Rhythm and Poetry, otherwise known as RAP, is composed of two vital things: poetry and music. A pre-recorded sample of an instrumental piece guides the musician in his poetry-making art. It reminds us how, historically, it's oral music that is the foundation of poetry—the earliest genre of literature. Bards would play flutes and lyres in local taverns to tell the tale of the world. The parables and myths we now read from printed pages or digital screens were all once part of the bard's songs.
So, if we ask the question in terms of eggs and chickens, then music came first, and words came second.
Recent scientific studies have proved that music influences the literary potential of a person. Those with musical backgrounds have better vocabulary and word-composing abilities. Music has the unique capacity to evoke a wide range of emotions, from elation to despair. This emotional spectrum serves as a wellspring of inspiration for writers, adding depth and resonance to their work. For instance, hearing a melancholic song may help a writer capture a character's longing, while a cheerful melody can inspire scenes of joy and celebration.
From an anatomical perspective, music and language share the same neural processing pathways in the brain. This suggests that cognitive abilities developed in one domain can be transferred to another. It means that if one has good musical ability, their language skills show equally good potential. K.C Pugh, in her study "The Effect of Music on Creative Writing," observes the same on how music influences human cognizance in ways that bring out their creative side.
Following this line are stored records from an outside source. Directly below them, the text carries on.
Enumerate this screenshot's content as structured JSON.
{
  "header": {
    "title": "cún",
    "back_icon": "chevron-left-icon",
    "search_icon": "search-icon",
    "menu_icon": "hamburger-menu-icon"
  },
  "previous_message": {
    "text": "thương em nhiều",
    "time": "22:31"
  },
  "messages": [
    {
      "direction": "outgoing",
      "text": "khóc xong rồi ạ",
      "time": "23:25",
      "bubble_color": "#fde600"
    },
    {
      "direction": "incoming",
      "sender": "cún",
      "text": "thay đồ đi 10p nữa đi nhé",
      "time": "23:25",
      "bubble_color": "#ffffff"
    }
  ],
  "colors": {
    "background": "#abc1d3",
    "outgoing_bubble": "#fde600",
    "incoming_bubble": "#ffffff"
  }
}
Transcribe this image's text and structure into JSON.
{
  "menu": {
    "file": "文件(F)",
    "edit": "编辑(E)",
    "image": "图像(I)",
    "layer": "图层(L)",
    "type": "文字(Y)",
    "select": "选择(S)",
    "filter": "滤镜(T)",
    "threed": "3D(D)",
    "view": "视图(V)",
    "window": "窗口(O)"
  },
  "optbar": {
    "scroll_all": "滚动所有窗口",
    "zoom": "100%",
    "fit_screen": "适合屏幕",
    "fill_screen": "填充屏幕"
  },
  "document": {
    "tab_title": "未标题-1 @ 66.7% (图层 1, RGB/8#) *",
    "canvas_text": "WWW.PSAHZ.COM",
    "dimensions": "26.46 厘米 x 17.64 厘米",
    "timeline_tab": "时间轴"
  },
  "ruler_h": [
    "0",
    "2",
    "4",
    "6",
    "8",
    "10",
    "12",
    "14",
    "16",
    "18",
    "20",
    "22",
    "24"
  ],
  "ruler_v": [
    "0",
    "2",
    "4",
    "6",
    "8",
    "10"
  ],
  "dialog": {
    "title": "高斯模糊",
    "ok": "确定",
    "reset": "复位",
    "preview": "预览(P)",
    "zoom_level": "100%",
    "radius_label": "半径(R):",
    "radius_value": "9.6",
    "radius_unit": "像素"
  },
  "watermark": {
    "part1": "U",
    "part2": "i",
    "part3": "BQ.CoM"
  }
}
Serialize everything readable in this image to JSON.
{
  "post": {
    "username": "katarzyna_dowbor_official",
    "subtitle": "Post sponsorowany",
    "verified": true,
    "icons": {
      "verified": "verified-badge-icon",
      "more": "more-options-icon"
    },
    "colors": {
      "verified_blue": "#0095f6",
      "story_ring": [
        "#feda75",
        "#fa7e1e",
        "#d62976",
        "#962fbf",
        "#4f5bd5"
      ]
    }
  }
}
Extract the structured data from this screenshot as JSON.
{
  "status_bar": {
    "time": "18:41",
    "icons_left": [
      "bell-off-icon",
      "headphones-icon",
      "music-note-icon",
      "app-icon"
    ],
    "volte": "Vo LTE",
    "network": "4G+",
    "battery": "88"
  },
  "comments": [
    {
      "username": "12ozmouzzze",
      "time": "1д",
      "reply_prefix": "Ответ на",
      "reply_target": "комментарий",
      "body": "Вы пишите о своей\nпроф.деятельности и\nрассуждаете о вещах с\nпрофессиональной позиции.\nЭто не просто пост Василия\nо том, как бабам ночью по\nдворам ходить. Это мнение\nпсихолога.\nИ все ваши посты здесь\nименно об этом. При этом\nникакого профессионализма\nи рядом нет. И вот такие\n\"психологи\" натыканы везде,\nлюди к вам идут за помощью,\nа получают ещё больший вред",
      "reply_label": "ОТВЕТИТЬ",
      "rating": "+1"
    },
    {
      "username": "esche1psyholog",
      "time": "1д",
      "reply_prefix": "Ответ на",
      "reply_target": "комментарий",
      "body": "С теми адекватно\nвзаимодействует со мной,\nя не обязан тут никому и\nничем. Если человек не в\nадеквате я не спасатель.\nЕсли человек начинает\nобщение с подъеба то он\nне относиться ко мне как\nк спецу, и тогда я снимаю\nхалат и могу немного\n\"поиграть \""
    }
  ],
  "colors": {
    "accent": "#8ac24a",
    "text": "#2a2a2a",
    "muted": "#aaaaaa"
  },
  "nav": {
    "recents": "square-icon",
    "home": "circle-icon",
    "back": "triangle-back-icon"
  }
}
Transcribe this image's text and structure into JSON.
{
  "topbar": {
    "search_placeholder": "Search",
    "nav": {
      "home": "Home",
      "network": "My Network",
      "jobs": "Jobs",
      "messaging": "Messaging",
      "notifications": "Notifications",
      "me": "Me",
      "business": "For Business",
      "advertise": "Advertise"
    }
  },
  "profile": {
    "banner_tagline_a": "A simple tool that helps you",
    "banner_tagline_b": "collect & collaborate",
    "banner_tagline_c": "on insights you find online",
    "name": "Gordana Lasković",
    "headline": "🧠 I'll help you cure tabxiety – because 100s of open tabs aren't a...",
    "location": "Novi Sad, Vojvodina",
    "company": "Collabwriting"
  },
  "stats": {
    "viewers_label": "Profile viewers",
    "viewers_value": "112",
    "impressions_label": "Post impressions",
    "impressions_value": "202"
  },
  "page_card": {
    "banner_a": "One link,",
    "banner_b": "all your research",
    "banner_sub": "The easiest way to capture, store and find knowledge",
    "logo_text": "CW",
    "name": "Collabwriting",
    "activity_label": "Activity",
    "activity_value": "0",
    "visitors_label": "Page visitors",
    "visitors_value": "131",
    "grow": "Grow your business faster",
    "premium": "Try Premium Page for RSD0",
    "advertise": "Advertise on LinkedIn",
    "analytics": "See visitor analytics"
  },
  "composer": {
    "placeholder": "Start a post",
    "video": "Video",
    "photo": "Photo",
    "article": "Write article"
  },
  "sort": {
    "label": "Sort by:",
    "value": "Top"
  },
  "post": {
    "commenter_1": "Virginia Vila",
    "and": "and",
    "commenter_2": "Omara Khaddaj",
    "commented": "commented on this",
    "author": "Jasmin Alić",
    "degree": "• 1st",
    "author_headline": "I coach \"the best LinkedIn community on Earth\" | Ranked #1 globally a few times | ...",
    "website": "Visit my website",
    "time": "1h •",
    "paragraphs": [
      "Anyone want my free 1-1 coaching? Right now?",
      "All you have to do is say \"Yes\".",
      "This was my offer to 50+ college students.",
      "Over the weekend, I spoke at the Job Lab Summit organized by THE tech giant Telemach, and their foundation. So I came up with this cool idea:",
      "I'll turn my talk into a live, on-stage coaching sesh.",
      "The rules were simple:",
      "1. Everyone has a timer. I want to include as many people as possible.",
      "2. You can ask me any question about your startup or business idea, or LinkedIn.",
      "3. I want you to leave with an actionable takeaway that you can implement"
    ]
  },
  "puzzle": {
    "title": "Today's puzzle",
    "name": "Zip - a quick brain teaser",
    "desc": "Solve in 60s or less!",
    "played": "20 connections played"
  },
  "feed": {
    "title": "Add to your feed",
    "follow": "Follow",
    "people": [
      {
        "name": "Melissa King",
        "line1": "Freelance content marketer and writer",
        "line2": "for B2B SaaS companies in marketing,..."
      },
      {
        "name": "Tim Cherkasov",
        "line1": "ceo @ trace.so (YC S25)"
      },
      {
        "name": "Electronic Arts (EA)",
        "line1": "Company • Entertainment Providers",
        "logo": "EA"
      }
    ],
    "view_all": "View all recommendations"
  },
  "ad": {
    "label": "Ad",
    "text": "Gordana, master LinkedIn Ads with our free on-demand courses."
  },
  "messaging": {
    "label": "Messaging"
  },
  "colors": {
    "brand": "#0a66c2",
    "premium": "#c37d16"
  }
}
Often, writers talk about how a particular lyric from music inspired a character, theme, or plot device. Some authors have expressed the cathartic feeling music brings to them, which leads to inspiration for writing. Many authors have discovered that the correct music may create the optimal atmosphere for effective writing sessions. Instrumental music, especially in the classical or ambient genres of literature, is frequently preferred because it may create a calming atmosphere that helps with focus. It blocks out outside noise and facilitates the authors' transition into flow. In K.C. Pugh's study itself, we find a similar argument. He said, "Music is mostly an amplifier for emotions; it brings out things we already feel." 
A quick YouTube search will show results like "Writing ASMRs" or titles like "Songs to listen to while writing." The name of the video changes, but the theme remains the same: music to inspire or encourage writing. Many books published in recent years now come with an extra page titled "Playlists," which has a curated list of music that matches the theme and plot of the book while having inspired the writer in some way. Thus, if we look at it historically, scientifically, or in a social light, music has influenced and "amplified" literary potential. Whether it be RAP, story books, or poems, the lyrical ambivalence of words stays eternal.
Pugh, K. C. (2014) "The Effect of Music on Creative Writing," The Idea of an Essay: Vol. 1, Article 21.
Written by Readers’ Favorite Reviewer Manik Chaturmutha